|Patente citada||Fecha de presentación||Fecha de publicación||Solicitante||Título|
|US3479446 *||27 Jun 1968||18 Nov 1969||Anaconda Wire & Cable Co||Strand shielded cable and method of making|
|US3602636 *||6 Nov 1969||31 Ago 1971||Reynolds Metals Co||Wrapped service entrance cable|
|US3769085 *||14 Jun 1971||30 Oct 1973||Sumitomo Electric Industries||Insulated cable having an insulating shielding layer|
|US3843831 *||30 Abr 1973||22 Oct 1974||Belden Corp||Low capacitance and low leakage cable|
|US4430385 *||18 Feb 1982||7 Feb 1984||Western Electric Company, Inc.||Compositely insulated conductor having a layer of irradiation cross-linked polymeric plastic material|
|US4707569 *||23 May 1986||17 Nov 1987||Japan Styrene Paper Corporation||Multi-conductor cable|

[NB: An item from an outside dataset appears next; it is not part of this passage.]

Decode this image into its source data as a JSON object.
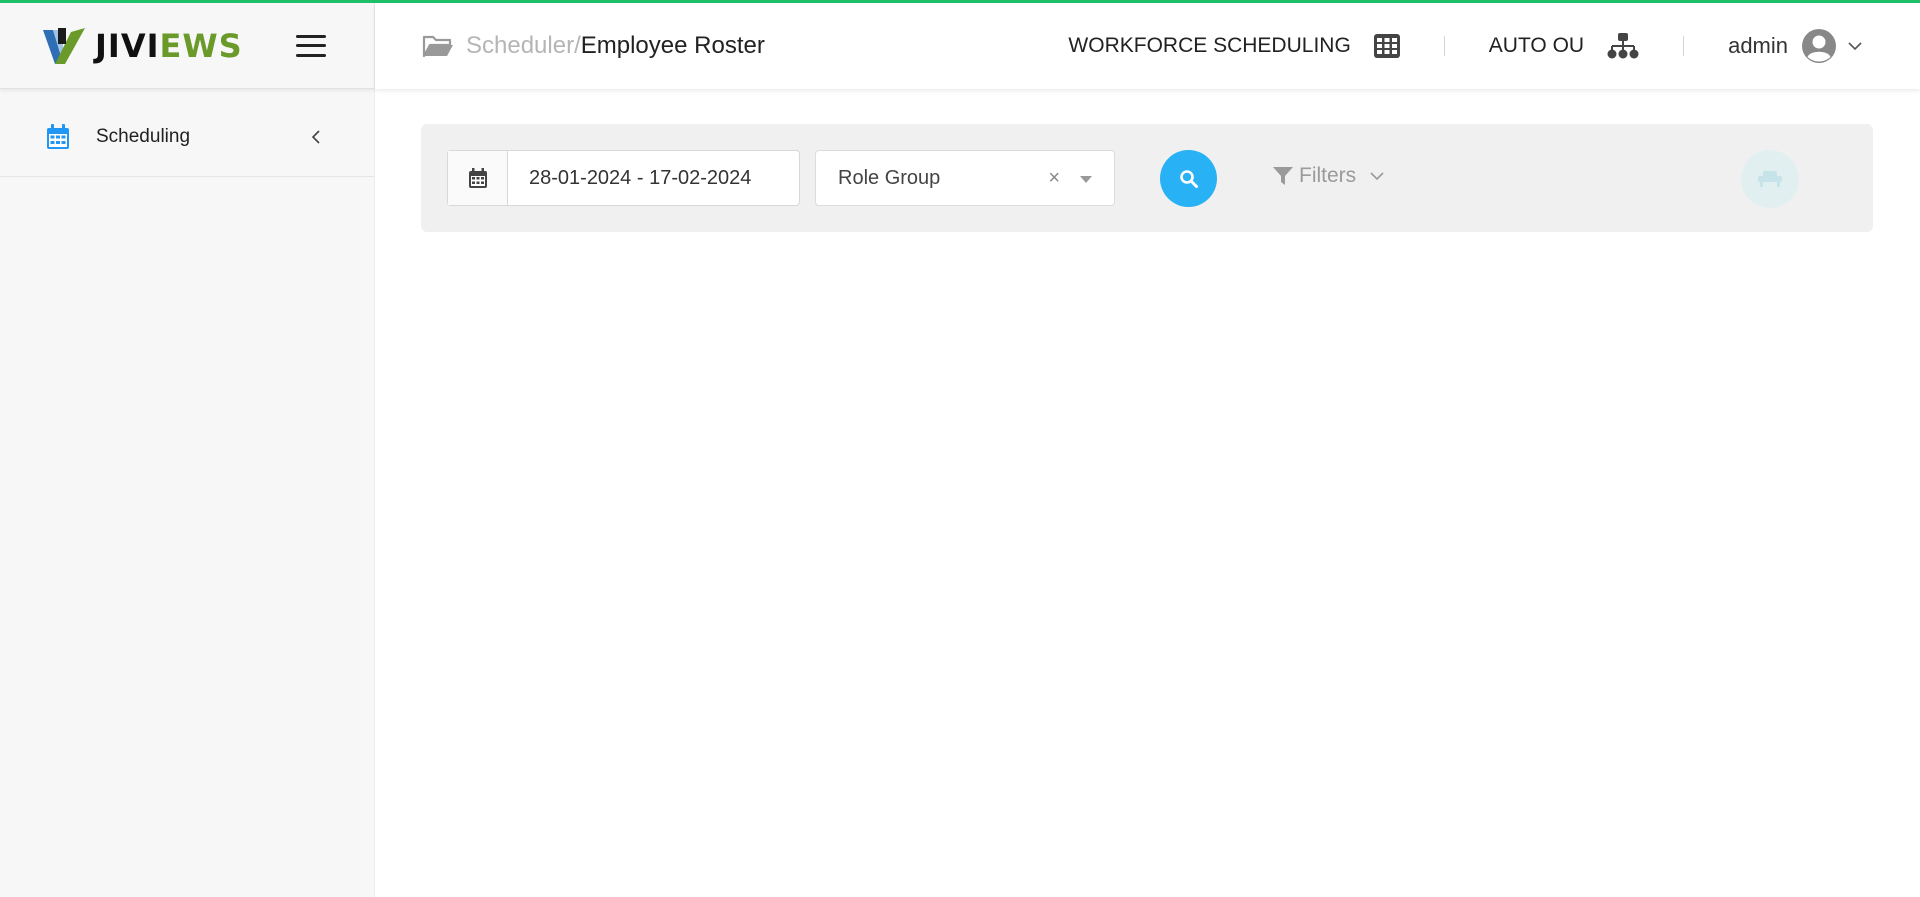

|US4847151 *||2 Nov 1987||11 Jul 1989||Japan Liquid Crystal Co., Ltd.||Electric conductor covered by covering material|
|US4910359 *||31 Oct 1988||20 Mar 1990||American Telephone And Telegraph Company, At&T Technologies, Inc.||Universal cordage for transmitting communications signals|
|Patente citante||Fecha de presentación||Fecha de publicación||Solicitante||Título|

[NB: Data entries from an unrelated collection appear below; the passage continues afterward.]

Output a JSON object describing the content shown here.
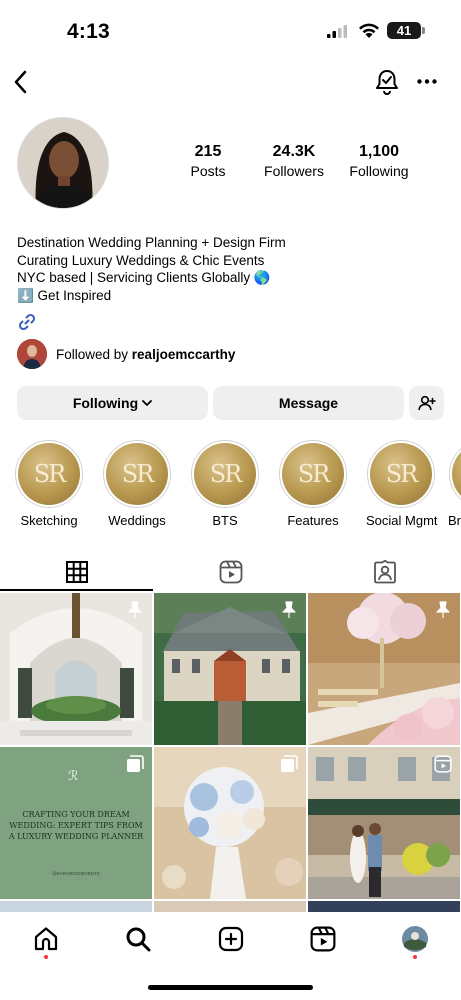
{
  "status_bar": {
    "time": "4:13",
    "battery": "41"
  },
  "profile": {
    "stats": [
      {
        "value": "215",
        "label": "Posts"
      },
      {
        "value": "24.3K",
        "label": "Followers"
      },
      {
        "value": "1,100",
        "label": "Following"
      }
    ],
    "bio": [
      "Destination Wedding Planning + Design Firm",
      "Curating Luxury Weddings & Chic Events",
      "NYC based | Servicing Clients Globally 🌎",
      "⬇️ Get Inspired"
    ],
    "followed_by_prefix": "Followed by ",
    "followed_by_user": "realjoemccarthy"
  },
  "actions": {
    "following": "Following",
    "message": "Message"
  },
  "highlights": [
    {
      "label": "Sketching",
      "monogram": "SR"
    },
    {
      "label": "Weddings",
      "monogram": "SR"
    },
    {
      "label": "BTS",
      "monogram": "SR"
    },
    {
      "label": "Features",
      "monogram": "SR"
    },
    {
      "label": "Social Mgmt",
      "monogram": "SR"
    },
    {
      "label": "Br",
      "monogram": "SR"
    }
  ],
  "grid": {
    "post4_text": "CRAFTING YOUR DREAM WEDDING: EXPERT TIPS FROM A LUXURY WEDDING PLANNER",
    "post4_handle": "@SARAROSSEVENTS"
  },
  "icons": {
    "back": "chevron-left-icon",
    "bell": "notification-bell-icon",
    "more": "more-horizontal-icon",
    "link": "link-icon",
    "add_user": "add-user-icon",
    "pin": "pin-icon",
    "grid_tab": "grid-icon",
    "reels_tab": "reels-icon",
    "tagged_tab": "tagged-icon",
    "home": "home-icon",
    "search": "search-icon",
    "create": "create-icon",
    "reels": "reels-icon"
  },
  "colors": {
    "button_bg": "#efefef",
    "highlight_gold": "#b8974e",
    "notification_dot": "#ff3040",
    "post4_bg": "#7fa281"
  }
}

|US5444184 *||10 Feb 1993||22 Ago 1995||Alcatel Kabel Norge As||Method and cable for transmitting communication signals and electrical power between two spaced-apart locations|
|US5448672 *||27 Nov 1991||5 Sep 1995||At&T Corp.||Optical fibers with matte finishes|
|US5574250 *||3 Feb 1995||12 Nov 1996||W. L. Gore & Associates, Inc.||Multiple differential pair cable|
|US6127632 *||24 Jun 1997||3 Oct 2000||Camco International, Inc.||Non-metallic armor for electrical cable|
|US7309835 *||16 Nov 2006||18 Dic 2007||Service Wire Company||Adjustable speed drive/variable frequency drive cable, connector and termination system|
|US8119916 *||9 Dic 2009||21 Feb 2012||Coleman Cable, Inc.||Flexible cable having a dual layer jacket|
|US20070089898 *||22 Oct 2005||26 Abr 2007||Reno Agriculture And Electronics||Multi-sheath multi-conductor cable|
|US20070107921 *||16 Nov 2006||17 May 2007||Service Wire Company||Adjustable Speed Drive Cable and Shield Termination|
|US20110303487 *||9 Dic 2009||15 Dic 2011||Coleman Cable, Inc.||Flexible cable having a dual layer jacket|
|US20130220665 *||24 Feb 2012||29 Ago 2013||Oceaneering International, Inc.||Multicore electrical cable and method of manufacture|
|EP2658699A1 *||30 Dic 2010||6 Nov 2013||Dow Global Technologies LLC||Die assembly with cooled die land|
|EP2658699A4 *||30 Dic 2010||25 Feb 2015||Dow Global Technologies Llc||Die assembly with cooled die land|
|Clasificación de EE.UU.||174/120.0SR, 174/110.00V, 385/112, 174/113.00R, 174/116|
|28 Abr 1992||AS||Assignment|
Owner name: COOPER INDUSTRIES, INC., TEXAS
Free format text: ASSIGNMENT OF ASSIGNORS INTEREST.;ASSIGNOR:WARD, ROBERT E.;REEL/FRAME:006111/0490
Effective date: 19920424
|22 Feb 1994||AS||Assignment|
Owner name: BELDEN WIRE & CABLE COMPANY, INDIANA
Free format text: ASSIGNMENT OF ASSIGNORS INTEREST;ASSIGNOR:COOPER INDUSTRIES, INC.;REEL/FRAME:006867/0751
Effective date: 19940211
|26 Ago 1997||REMI||Maintenance fee reminder mailed|
|18 Ene 1998||LAPS||Lapse for failure to pay maintenance fees|
|31 Mar 1998||FP||Expired due to failure to pay maintenance fee|
Effective date: 19980121